=== WORK TO COMPLETE ===
Scan the records for the line containing "Convert this screenshot". From there through the last line, write out each line exactly.

=== GIVEN RECORDS ===
++++

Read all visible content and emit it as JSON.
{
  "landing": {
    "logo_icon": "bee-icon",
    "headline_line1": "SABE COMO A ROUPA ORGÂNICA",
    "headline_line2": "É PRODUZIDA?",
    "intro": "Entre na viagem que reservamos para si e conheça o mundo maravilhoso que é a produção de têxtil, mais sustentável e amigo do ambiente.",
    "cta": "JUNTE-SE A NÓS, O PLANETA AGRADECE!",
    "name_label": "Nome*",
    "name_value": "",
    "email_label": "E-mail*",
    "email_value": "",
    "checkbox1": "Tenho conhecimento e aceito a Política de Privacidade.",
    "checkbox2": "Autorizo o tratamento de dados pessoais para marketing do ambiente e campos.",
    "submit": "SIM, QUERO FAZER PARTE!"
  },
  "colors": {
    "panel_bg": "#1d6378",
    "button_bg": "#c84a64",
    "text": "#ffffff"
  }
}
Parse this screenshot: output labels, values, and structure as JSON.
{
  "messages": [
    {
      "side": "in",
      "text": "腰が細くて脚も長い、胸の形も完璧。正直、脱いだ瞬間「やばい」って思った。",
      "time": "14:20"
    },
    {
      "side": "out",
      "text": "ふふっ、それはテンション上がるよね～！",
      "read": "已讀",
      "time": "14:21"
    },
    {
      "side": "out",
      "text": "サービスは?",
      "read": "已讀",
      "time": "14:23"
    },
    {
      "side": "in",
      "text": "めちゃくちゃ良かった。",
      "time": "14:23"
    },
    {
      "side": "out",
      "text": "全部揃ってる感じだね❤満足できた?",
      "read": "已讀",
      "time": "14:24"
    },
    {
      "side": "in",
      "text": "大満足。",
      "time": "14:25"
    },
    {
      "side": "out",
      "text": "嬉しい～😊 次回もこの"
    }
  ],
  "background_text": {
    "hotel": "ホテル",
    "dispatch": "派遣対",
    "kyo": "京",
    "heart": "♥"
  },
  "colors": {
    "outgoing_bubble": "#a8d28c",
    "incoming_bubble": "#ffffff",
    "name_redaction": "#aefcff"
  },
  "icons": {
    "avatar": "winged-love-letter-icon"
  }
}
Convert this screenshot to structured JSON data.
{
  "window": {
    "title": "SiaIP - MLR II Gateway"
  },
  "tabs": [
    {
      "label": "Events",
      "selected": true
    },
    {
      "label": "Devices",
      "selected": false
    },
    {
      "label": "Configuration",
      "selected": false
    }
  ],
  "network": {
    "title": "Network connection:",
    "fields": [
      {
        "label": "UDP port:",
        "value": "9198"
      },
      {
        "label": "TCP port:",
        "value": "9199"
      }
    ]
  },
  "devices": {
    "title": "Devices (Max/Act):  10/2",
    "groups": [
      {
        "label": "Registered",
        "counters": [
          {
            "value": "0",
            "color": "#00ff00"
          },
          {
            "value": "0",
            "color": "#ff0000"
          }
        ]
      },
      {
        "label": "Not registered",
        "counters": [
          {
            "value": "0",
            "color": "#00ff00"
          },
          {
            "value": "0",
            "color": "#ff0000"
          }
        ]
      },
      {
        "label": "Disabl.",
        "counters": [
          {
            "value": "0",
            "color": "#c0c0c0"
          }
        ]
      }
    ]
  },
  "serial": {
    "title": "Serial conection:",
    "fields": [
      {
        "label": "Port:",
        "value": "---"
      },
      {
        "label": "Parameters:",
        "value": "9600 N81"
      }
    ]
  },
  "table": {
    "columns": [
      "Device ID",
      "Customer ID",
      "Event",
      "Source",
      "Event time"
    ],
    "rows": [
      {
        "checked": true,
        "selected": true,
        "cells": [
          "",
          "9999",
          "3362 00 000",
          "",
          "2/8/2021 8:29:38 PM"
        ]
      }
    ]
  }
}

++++

=== RESPONSE BOX ===
Convert this screenshot to structured JSON data.
{
  "window": {
    "title": "SiaIP - MLR II Gateway"
  },
  "tabs": [
    {
      "label": "Events",
      "selected": true
    },
    {
      "label": "Devices",
      "selected": false
    },
    {
      "label": "Configuration",
      "selected": false
    }
  ],
  "network": {
    "title": "Network connection:",
    "fields": [
      {
        "label": "UDP port:",
        "value": "9198"
      },
      {
        "label": "TCP port:",
        "value": "9199"
      }
    ]
  },
  "devices": {
    "title": "Devices (Max/Act):  10/2",
    "groups": [
      {
        "label": "Registered",
        "counters": [
          {
            "value": "0",
            "color": "#00ff00"
          },
          {
            "value": "0",
            "color": "#ff0000"
          }
        ]
      },
      {
        "label": "Not registered",
        "counters": [
          {
            "value": "0",
            "color": "#00ff00"
          },
          {
            "value": "0",
            "color": "#ff0000"
          }
        ]
      },
      {
        "label": "Disabl.",
        "counters": [
          {
            "value": "0",
            "color": "#c0c0c0"
          }
        ]
      }
    ]
  },
  "serial": {
    "title": "Serial conection:",
    "fields": [
      {
        "label": "Port:",
        "value": "---"
      },
      {
        "label": "Parameters:",
        "value": "9600 N81"
      }
    ]
  },
  "table": {
    "columns": [
      "Device ID",
      "Customer ID",
      "Event",
      "Source",
      "Event time"
    ],
    "rows": [
      {
        "checked": true,
        "selected": true,
        "cells": [
          "",
          "9999",
          "3362 00 000",
          "",
          "2/8/2021 8:29:38 PM"
        ]
      }
    ]
  }
}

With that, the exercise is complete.